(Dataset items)

**********

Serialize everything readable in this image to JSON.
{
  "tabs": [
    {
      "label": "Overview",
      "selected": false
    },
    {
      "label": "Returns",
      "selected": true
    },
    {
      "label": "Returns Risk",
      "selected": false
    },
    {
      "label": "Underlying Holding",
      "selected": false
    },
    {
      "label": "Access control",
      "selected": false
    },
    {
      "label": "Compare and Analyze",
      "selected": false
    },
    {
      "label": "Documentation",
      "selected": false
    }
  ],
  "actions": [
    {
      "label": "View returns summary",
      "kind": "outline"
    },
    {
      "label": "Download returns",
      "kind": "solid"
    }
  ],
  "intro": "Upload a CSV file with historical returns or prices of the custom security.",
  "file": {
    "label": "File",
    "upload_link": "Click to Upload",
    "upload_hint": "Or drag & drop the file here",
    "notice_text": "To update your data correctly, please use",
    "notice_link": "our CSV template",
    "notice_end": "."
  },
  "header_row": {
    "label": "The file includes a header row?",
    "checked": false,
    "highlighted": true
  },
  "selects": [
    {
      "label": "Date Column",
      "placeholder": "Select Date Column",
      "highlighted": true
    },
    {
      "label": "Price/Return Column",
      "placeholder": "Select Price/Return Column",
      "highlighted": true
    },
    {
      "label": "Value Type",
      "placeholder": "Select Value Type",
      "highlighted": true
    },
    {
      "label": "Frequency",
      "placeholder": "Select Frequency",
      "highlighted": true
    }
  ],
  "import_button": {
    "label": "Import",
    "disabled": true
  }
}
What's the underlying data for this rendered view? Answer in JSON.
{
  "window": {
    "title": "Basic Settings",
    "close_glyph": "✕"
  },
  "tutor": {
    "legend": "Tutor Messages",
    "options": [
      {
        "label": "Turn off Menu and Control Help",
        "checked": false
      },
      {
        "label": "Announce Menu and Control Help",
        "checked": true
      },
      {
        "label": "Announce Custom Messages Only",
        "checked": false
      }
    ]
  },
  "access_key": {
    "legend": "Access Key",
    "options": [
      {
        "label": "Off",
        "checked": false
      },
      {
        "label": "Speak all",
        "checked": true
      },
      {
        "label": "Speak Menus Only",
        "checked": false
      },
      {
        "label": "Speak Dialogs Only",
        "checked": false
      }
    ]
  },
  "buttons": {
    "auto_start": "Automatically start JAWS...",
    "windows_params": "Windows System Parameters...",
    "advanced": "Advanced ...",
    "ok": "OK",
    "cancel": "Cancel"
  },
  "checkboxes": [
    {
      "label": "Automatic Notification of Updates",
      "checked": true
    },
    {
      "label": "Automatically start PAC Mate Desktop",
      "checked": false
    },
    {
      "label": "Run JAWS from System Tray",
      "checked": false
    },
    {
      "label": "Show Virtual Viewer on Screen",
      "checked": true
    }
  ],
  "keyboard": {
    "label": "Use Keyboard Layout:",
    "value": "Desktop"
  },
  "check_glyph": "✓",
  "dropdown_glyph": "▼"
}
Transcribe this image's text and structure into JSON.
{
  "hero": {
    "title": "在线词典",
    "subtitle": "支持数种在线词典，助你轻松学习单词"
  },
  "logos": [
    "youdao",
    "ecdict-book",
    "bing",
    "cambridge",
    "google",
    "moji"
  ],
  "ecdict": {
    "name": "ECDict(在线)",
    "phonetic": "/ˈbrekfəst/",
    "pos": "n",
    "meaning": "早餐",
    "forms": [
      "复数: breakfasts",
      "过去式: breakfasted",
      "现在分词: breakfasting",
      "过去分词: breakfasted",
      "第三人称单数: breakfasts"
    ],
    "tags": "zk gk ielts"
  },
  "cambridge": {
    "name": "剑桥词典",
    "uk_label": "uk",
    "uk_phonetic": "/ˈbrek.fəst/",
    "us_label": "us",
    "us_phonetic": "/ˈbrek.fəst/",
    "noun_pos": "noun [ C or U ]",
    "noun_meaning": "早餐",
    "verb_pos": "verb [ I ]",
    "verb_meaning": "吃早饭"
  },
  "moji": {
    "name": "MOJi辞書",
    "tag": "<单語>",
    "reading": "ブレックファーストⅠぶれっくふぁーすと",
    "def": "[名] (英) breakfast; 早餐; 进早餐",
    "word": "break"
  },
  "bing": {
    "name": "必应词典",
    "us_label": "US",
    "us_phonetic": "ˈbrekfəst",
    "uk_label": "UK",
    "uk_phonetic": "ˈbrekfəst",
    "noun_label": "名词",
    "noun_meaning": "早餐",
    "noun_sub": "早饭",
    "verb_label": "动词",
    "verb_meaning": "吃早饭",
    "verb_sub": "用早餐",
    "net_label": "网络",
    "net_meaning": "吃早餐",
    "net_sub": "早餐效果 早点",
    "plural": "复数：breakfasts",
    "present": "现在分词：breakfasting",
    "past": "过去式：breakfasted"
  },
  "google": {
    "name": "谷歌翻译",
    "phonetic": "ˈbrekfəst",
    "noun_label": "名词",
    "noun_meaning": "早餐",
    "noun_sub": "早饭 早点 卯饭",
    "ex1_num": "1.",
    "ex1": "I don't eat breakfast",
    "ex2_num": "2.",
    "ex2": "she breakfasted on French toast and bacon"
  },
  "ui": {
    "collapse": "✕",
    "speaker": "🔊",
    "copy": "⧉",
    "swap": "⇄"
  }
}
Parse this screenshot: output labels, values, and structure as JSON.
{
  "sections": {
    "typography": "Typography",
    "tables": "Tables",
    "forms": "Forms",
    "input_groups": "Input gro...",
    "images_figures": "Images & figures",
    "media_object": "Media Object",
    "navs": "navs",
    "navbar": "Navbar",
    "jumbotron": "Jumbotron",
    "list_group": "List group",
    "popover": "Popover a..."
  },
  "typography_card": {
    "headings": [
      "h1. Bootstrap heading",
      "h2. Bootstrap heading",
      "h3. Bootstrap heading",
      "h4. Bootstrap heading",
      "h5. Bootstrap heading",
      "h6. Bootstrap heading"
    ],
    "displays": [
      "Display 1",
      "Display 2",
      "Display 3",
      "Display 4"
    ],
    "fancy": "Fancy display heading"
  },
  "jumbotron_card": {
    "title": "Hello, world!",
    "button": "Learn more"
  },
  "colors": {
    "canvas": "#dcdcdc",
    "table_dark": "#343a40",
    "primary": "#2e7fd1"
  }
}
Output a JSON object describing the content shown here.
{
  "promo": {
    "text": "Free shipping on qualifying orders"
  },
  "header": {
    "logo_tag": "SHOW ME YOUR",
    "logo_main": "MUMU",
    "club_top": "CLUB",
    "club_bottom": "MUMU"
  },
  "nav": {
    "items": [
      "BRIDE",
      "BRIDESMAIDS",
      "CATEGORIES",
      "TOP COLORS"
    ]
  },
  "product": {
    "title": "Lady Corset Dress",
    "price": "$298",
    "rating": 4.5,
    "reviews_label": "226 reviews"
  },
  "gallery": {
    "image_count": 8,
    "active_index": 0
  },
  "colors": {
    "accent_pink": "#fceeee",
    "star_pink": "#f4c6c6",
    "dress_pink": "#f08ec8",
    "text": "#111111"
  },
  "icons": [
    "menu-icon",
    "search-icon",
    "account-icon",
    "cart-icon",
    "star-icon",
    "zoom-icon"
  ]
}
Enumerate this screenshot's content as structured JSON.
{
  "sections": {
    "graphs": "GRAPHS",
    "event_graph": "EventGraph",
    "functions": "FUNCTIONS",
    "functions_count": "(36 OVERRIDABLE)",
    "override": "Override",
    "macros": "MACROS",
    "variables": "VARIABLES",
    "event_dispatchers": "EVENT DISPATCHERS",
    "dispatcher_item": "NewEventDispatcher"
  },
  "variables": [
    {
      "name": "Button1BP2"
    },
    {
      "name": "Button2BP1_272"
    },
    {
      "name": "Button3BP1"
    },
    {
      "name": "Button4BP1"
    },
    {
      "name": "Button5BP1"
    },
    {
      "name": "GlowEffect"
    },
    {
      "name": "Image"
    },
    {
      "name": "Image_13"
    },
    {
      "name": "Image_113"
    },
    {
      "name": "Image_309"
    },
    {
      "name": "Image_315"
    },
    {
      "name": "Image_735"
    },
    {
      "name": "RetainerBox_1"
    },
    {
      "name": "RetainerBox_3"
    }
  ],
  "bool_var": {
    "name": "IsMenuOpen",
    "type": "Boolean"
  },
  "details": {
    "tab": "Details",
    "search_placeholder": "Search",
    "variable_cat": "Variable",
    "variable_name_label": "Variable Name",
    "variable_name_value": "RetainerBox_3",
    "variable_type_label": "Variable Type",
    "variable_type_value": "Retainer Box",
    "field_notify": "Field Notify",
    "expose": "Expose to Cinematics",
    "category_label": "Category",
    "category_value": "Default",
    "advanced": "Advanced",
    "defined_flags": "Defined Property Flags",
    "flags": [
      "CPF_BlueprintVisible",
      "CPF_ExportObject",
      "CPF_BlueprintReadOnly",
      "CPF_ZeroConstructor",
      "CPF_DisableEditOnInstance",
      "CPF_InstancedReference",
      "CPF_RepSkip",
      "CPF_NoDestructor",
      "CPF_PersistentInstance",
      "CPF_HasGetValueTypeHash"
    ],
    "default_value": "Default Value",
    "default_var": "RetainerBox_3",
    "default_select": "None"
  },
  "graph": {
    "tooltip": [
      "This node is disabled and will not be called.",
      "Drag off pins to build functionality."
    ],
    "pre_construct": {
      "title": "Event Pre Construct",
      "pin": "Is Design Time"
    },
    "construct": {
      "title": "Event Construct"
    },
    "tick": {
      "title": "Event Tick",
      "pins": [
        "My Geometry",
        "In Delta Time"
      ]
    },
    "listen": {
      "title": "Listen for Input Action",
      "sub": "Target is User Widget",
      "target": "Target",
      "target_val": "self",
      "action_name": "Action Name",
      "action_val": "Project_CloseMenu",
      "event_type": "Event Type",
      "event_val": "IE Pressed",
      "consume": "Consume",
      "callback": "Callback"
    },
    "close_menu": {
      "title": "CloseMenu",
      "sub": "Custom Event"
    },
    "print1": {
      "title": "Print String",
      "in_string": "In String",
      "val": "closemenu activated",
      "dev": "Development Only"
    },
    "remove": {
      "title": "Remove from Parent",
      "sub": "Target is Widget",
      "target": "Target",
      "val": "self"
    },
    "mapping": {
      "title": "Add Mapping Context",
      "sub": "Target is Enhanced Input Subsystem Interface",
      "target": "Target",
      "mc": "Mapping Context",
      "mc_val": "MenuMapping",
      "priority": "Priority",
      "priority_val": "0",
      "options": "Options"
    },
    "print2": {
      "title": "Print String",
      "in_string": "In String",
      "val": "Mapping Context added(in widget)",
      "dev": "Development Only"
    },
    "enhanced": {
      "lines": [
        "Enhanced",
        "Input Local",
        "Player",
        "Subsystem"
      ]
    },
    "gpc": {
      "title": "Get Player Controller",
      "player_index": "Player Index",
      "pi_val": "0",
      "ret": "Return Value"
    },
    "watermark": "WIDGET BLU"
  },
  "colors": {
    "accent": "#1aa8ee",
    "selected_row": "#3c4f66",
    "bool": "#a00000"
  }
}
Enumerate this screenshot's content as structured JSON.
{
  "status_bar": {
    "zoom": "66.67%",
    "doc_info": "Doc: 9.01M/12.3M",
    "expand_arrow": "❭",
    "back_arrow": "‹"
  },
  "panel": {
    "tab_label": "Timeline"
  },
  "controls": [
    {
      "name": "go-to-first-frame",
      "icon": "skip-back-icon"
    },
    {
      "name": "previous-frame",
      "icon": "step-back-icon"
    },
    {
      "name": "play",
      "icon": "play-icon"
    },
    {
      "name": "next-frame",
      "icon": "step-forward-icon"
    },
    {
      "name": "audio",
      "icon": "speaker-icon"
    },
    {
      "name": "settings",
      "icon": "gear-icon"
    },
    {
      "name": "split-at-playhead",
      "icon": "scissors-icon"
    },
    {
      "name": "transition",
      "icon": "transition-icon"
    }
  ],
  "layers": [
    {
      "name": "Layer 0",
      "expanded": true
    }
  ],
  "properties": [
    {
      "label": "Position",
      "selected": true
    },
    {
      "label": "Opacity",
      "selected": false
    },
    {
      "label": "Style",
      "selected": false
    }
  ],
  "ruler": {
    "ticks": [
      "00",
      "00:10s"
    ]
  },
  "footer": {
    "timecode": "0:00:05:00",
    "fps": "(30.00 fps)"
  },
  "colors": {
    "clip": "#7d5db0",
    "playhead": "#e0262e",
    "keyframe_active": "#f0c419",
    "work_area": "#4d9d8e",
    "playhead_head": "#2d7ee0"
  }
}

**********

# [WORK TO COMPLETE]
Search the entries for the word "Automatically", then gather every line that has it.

# [FINISHED EXERCISE]
    "auto_start": "Automatically start JAWS...",
      "label": "Automatically start PAC Mate Desktop",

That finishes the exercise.